The self-esteem of scientists and engineers working in government needs to be supported. Photo courtesy of Pacific Northwest National Laboratory

By Jeremy Watson, University College London

Jeremy contributed this article as part of our call for blogposts on conference themes. Submit your blogpost: http://bit.ly/1yyo1P2

I was privileged to serve as a UK Chief Science Advisor between 2009 and 2012. As the most recent Chief Scientific Advisor to the Department of Communities and Local Government, I saw my mission as having four key parts:

  • Quality assurance of the science and engineering elements of policy
  • Head of discipline for the scientists and engineers in the Department
  • Working across government through the GCSA with other government departments and their CSAs
  • Personal projects to prepare for future policy needs.

Each of these brought its own challenges and rewards.

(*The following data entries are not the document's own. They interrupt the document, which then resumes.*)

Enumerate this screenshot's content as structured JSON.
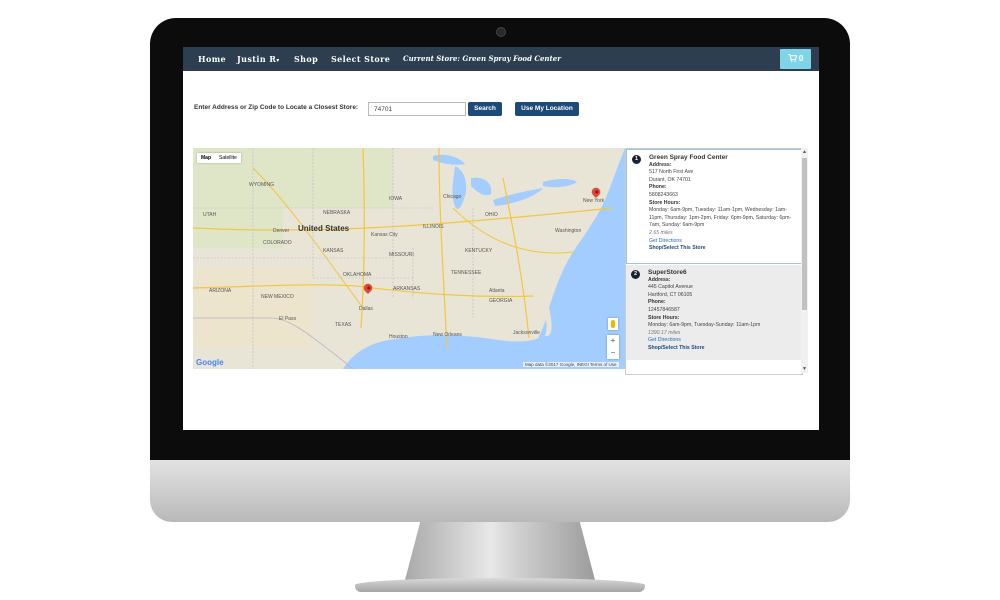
{
  "nav": {
    "home": "Home",
    "user": "Justin R",
    "user_caret": "▾",
    "shop": "Shop",
    "select_store": "Select Store",
    "current_store": "Current Store: Green Spray Food Center",
    "cart_icon": "cart-icon",
    "cart_count": "0"
  },
  "search": {
    "label": "Enter Address or Zip Code to Locate a Closest Store:",
    "value": "74701",
    "search_button": "Search",
    "location_button": "Use My Location"
  },
  "map": {
    "type_map": "Map",
    "type_satellite": "Satellite",
    "country": "United States",
    "zoom_in": "+",
    "zoom_out": "−",
    "google": "Google",
    "footer": "Map data ©2017 Google, INEGI   Terms of Use",
    "labels": {
      "wyoming": "WYOMING",
      "nebraska": "NEBRASKA",
      "iowa": "IOWA",
      "illinois": "ILLINOIS",
      "ohio": "OHIO",
      "colorado": "COLORADO",
      "kansas": "KANSAS",
      "missouri": "MISSOURI",
      "kentucky": "KENTUCKY",
      "utah": "UTAH",
      "oklahoma": "OKLAHOMA",
      "arkansas": "ARKANSAS",
      "tennessee": "TENNESSEE",
      "arizona": "ARIZONA",
      "new_mexico": "NEW MEXICO",
      "texas": "TEXAS",
      "georgia": "GEORGIA",
      "chicago": "Chicago",
      "kansas_city": "Kansas City",
      "dallas": "Dallas",
      "el_paso": "El Paso",
      "houston": "Houston",
      "atlanta": "Atlanta",
      "jacksonville": "Jacksonville",
      "new_orleans": "New Orleans",
      "denver": "Denver",
      "washington": "Washington",
      "new_york": "New York"
    }
  },
  "stores": [
    {
      "num": "1",
      "name": "Green Spray Food Center",
      "address_label": "Address:",
      "address1": "517 North First Ave",
      "address2": "Durant, OK 74701",
      "phone_label": "Phone:",
      "phone": "5808243663",
      "hours_label": "Store Hours:",
      "hours": "Monday: 6am-9pm, Tuesday: 11am-1pm, Wednesday: 1am-11pm, Thursday: 1pm-2pm, Friday: 6pm-9pm, Saturday: 6pm-7am, Sunday: 6am-9pm",
      "miles": "2.65 miles",
      "directions": "Get Directions",
      "select": "Shop/Select This Store"
    },
    {
      "num": "2",
      "name": "SuperStore6",
      "address_label": "Address:",
      "address1": "445 Capitol Avenue",
      "address2": "Hartford, CT 06105",
      "phone_label": "Phone:",
      "phone": "12457846587",
      "hours_label": "Store Hours:",
      "hours": "Monday: 6am-9pm, Tuesday-Sunday: 11am-1pm",
      "miles": "1390.17 miles",
      "directions": "Get Directions",
      "select": "Shop/Select This Store"
    }
  ],
  "colors": {
    "nav_bg": "#2c3e50",
    "cart_bg": "#7fd4ea",
    "button_bg": "#1e4a7a",
    "marker": "#ea4335",
    "water": "#a3ccff"
  }
}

The first required excellent visibility of the policy business of the Department, yet this was not a mandate placed on the policy directors, so I only saw what was put my way, or I asked for. This is a concern of some UK chief science advisors, but can be mitigated by ensuring that the chief science advisor sits on the Executive Board of the Department. It is interesting to note that there was not a uniform grading structure applied to UK chief science advisors – they ranged from Director to Director General.

The second point was about providing professional support and mentoring for the Department’s Scientists and Engineers. The self-esteem of scientists and engineers working in government needs to be supported. I held monthly masterclasses and expert talks to develop and maintain knowledge and the community feel.

Working across government, and being part of the GCSA’s ‘College of chief science advisors’ was perhaps the most enjoyable aspect of my time as chief science advisor. The broad vision of national issues was highly stimulating, as was the innovative thinking of the chief science advisor community. Many of the issues we dealt with were cross-departmental and cross-disciplinary. Viewing the chief science advisor community as a ‘college’ (with international links?) is an area of considerable potential.

Finally, turning to my personal projects to inform future policy needs and to provide ‘policy options’: During my period of office, I prepared briefings and recommendations on energy efficiency measures for retrofitting existing buildings, Assisted Living for the disabled and elderly, on connecting universities to local authorities to satisfy their research needs (working closely with the Research Councils) and on the role of design and engineering in influencing behavioural outcomes.

A final reflection on the downsizing and cost savings in government – this is necessary and important, but at the end of the day, departments must retain the in-house ability to procure, evaluate and deploy knowledge of the highest quality and assurance levels.

jeremyJeremy Watson CBE FREng FIET FICE is professor in the Department of Science, Technology, Engineering and Public Policy with responsibility, as Vice-Dean, for engineering mission at University College London. Jeremy was previously Arup’s Global Research Director, and until November 2012, Chief Scientific Advisor for the Department of Communities & Local Government (DCLG). An electrical engineer by training and practice, he has experience of research and technical direction in industry and universities, also governing board membership at TSB and EPSRC, plus service with NERC and HEFCE. His specialities include research strategy, innovation eco-systems and processes, emerging technology identification, R&D and technology deployment. Jeremy is Vice-President of the IET.